You are here

At Loyola, high-risk pregnancies get world-class care

When Sharon and Patrick Hill of Elmhurst learned they were having triplets, they researched area hospitals that offered a top Neonatal Intensive Care Unit (NICU) and Maternal/Fetal Medicine (MFM) care. Their research led them to select Loyola University Medical Center. They felt they found the best team to care for Sharon and the babies, as the NICU has one of the state’s highest survival rates for low birth weight babies.

“We have created a strong team, which supports and communicates honestly with our high-risk pregnancy mothers, and we strive to always do so with compassion,” said Jean Ricci Goodman, MD, division director, Maternal/Fetal Medicine and medical director, Perinatal Center, Loyola University Medical Center. “Part of my promise to my patients is to give them all the information they need to make informed decisions.”

“I first met Dr. Goodman during one of my ultrasounds, which with triplets are a little scary,” Sharon recalled. “She was amazing. Her demeanor was warm and comforting. Throughout my pregnancy, I met most of the team and everyone made me confident that everything would be OK.”

Loyola offers comprehensive MFM care, including state-of-the art diagnostic testing such as CVS, which can replace the more invasive amniocentesis. Specialized ultrasounds are performed and interpreted by compassionate Loyola experts. Loyola genetic counselors guide expectant families through difficult issues they may face with gentle care, concern, respect and compassion.

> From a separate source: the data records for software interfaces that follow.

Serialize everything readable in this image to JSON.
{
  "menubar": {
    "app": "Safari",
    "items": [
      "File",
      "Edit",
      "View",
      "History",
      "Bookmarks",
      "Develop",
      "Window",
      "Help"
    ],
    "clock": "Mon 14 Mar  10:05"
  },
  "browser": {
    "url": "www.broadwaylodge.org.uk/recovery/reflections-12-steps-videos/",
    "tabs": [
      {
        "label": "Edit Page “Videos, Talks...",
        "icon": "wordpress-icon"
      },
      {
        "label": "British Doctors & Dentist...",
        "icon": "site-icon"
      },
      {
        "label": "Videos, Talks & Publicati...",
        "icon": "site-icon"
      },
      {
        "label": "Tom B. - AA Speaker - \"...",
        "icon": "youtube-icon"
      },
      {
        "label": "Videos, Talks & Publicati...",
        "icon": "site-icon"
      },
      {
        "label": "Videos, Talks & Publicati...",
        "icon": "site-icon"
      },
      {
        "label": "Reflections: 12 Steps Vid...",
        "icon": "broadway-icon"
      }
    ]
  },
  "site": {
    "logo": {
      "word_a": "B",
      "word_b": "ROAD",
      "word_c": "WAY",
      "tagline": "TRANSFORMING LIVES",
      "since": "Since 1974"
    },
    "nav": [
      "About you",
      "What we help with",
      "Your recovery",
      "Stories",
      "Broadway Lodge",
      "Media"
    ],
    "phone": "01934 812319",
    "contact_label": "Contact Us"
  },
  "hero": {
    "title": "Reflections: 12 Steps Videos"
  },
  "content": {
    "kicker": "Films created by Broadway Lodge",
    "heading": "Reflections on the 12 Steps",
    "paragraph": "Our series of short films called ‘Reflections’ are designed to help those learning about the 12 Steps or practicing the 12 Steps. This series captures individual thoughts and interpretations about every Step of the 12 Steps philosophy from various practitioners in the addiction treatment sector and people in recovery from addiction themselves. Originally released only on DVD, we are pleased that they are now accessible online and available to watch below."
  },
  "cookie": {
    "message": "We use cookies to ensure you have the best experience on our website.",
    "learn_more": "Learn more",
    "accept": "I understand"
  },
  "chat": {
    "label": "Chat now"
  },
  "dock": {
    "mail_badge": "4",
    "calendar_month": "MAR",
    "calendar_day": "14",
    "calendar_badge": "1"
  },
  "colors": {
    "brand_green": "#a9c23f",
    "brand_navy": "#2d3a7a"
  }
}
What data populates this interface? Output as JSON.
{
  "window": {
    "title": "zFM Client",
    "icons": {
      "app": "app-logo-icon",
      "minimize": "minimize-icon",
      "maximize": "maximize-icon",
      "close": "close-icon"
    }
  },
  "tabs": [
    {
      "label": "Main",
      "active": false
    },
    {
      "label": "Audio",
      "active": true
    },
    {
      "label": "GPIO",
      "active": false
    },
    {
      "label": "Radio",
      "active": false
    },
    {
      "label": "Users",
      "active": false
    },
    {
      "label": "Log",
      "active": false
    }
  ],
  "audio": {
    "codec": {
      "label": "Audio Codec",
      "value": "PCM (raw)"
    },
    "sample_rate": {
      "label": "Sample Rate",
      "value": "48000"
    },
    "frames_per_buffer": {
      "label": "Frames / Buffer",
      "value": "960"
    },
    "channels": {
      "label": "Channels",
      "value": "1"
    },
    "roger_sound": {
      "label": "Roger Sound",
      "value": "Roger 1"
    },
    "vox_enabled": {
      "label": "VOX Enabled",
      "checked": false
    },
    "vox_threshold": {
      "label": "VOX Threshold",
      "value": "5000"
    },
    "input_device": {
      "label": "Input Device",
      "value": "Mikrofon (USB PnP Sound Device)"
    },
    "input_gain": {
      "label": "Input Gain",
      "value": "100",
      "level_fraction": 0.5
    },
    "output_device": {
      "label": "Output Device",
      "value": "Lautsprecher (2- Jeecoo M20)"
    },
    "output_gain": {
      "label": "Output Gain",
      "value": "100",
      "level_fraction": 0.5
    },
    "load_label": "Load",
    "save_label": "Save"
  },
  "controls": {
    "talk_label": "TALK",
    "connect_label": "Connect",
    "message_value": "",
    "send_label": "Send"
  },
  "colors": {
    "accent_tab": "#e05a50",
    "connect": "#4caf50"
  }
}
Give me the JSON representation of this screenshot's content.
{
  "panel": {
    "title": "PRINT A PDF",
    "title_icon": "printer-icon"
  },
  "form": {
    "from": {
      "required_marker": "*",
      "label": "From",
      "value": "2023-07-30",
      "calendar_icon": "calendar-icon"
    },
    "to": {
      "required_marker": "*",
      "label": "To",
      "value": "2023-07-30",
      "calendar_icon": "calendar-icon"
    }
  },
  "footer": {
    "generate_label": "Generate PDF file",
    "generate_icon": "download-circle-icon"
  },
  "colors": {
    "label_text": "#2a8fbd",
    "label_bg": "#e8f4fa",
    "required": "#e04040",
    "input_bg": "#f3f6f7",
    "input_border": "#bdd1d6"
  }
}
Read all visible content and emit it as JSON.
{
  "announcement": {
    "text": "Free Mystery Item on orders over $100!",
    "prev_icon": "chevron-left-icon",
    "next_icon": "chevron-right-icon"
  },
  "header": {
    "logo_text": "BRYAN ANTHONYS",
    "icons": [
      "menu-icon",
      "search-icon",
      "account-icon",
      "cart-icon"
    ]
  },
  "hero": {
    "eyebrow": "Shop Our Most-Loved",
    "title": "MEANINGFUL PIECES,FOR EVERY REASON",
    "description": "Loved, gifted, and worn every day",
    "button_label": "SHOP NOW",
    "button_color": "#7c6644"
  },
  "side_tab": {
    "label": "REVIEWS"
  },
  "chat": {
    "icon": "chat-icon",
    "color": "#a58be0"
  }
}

During her pregnancy, Sharon developed preeclampsia, the combination of high blood pressure and abnormally high levels of protein. If untreated, it can become a life-threatening condition. The MFM team admitted Sharon into Loyola Hospital on May 30 to be sure she received the care she and her babies required.

“Whether I was at home or in the hospital, I always felt Loyola was caring for me and our babies,” Sharon said. “The way they delivered news or instructions was so warm. They were encouraging and seemed to be proud of me.”
Loyola’s MFM experts direct all aspects of a high-risk patient’s prenatal care and work closely with Loyola obstetricians, who typically bring the newborns into the world. 

“We give the mothers a chance to get to know each of the obstetricians before delivery,” said Akua Afriyie-Gray, MD, assistant professor, Obstetrics and Gynecology, Loyola University Chicago Stritch School of Medicine. “Our team approach ensures that a familiar doctor is available for all moms at the time of delivery, every day of the year.” Dr. Afriyie-Gray was the obstetrician on call when, after nearly 33 weeks of pregnancy, it became apparent that “the day” had arrived.

“I explained to Sharon and her husband why a Caesarean section delivery would be best for Sharon and the babies,” Dr. Afriyie-Gray said. “I talked about the rare risks of complications, offering lots of reassurance along the way.”

Dr. Afriyie-Gray delivered Charlotte, Martin and Georgia at one-minute intervals on June 5. The healthy newborns, each weighing more than four pounds, spent two weeks in the NICU and another 10 days in the hospital nursery.

“When a woman has a complicated pregnancy, she and the physicians caring for her become a team,” Dr. Goodman explained. “We are all invested in the pregnancy. Sharon did everything we asked of her, from her frequent doctor visits and ultrasounds to using a bloodpressure monitor at home. She is a kind, warm and dedicated mom.”

Today, the triplets are thriving at home, surrounded by joy and love. “I would do it all again in a heartbeat,” Sharon said. “If I were pregnant again, I would choose Loyola. They were always on top of their game.”

Call (888) LUHS-888 (888-584-7888) to schedule an appointment with a Loyola physician.

Media Relations

Media Relations
(708) 216-8232
adillon@lumc.edu